- **About this exercise**
Down to the last line, copy the records below without any change.

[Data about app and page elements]

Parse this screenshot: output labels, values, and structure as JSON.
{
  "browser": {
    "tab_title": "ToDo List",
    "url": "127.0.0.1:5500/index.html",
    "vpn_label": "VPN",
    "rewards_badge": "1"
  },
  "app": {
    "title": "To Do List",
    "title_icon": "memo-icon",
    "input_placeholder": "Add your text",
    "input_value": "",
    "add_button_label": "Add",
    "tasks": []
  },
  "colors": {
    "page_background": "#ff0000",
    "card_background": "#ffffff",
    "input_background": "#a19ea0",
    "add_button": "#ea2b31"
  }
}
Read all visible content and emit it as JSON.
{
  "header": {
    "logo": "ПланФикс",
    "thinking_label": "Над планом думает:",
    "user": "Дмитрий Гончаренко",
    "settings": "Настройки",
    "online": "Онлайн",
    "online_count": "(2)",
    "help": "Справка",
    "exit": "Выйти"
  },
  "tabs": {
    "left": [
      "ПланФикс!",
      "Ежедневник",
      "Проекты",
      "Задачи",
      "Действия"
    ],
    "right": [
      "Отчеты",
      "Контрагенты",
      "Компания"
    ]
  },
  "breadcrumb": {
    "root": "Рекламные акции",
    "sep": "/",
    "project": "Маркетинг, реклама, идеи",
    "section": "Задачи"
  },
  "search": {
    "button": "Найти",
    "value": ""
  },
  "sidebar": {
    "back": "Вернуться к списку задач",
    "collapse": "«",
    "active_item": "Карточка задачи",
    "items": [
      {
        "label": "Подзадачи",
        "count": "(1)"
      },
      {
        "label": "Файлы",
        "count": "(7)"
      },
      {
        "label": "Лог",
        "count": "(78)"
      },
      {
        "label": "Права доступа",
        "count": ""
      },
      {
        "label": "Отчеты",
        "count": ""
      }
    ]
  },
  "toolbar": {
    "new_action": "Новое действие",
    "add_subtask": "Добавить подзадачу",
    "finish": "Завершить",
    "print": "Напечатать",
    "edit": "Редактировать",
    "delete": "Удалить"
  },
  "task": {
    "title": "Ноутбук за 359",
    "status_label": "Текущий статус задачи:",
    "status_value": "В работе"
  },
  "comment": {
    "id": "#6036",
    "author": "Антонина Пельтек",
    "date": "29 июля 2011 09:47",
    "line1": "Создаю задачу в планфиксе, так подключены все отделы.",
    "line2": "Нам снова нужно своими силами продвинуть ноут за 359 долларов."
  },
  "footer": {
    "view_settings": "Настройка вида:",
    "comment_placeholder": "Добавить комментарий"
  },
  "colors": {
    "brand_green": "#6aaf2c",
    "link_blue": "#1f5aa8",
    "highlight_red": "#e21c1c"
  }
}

- **Exercise response**
Parse this screenshot: output labels, values, and structure as JSON.
{
  "browser": {
    "tab_title": "ToDo List",
    "url": "127.0.0.1:5500/index.html",
    "vpn_label": "VPN",
    "rewards_badge": "1"
  },
  "app": {
    "title": "To Do List",
    "title_icon": "memo-icon",
    "input_placeholder": "Add your text",
    "input_value": "",
    "add_button_label": "Add",
    "tasks": []
  },
  "colors": {
    "page_background": "#ff0000",
    "card_background": "#ffffff",
    "input_background": "#a19ea0",
    "add_button": "#ea2b31"
  }
}
Read all visible content and emit it as JSON.
{
  "header": {
    "logo": "ПланФикс",
    "thinking_label": "Над планом думает:",
    "user": "Дмитрий Гончаренко",
    "settings": "Настройки",
    "online": "Онлайн",
    "online_count": "(2)",
    "help": "Справка",
    "exit": "Выйти"
  },
  "tabs": {
    "left": [
      "ПланФикс!",
      "Ежедневник",
      "Проекты",
      "Задачи",
      "Действия"
    ],
    "right": [
      "Отчеты",
      "Контрагенты",
      "Компания"
    ]
  },
  "breadcrumb": {
    "root": "Рекламные акции",
    "sep": "/",
    "project": "Маркетинг, реклама, идеи",
    "section": "Задачи"
  },
  "search": {
    "button": "Найти",
    "value": ""
  },
  "sidebar": {
    "back": "Вернуться к списку задач",
    "collapse": "«",
    "active_item": "Карточка задачи",
    "items": [
      {
        "label": "Подзадачи",
        "count": "(1)"
      },
      {
        "label": "Файлы",
        "count": "(7)"
      },
      {
        "label": "Лог",
        "count": "(78)"
      },
      {
        "label": "Права доступа",
        "count": ""
      },
      {
        "label": "Отчеты",
        "count": ""
      }
    ]
  },
  "toolbar": {
    "new_action": "Новое действие",
    "add_subtask": "Добавить подзадачу",
    "finish": "Завершить",
    "print": "Напечатать",
    "edit": "Редактировать",
    "delete": "Удалить"
  },
  "task": {
    "title": "Ноутбук за 359",
    "status_label": "Текущий статус задачи:",
    "status_value": "В работе"
  },
  "comment": {
    "id": "#6036",
    "author": "Антонина Пельтек",
    "date": "29 июля 2011 09:47",
    "line1": "Создаю задачу в планфиксе, так подключены все отделы.",
    "line2": "Нам снова нужно своими силами продвинуть ноут за 359 долларов."
  },
  "footer": {
    "view_settings": "Настройка вида:",
    "comment_placeholder": "Добавить комментарий"
  },
  "colors": {
    "brand_green": "#6aaf2c",
    "link_blue": "#1f5aa8",
    "highlight_red": "#e21c1c"
  }
}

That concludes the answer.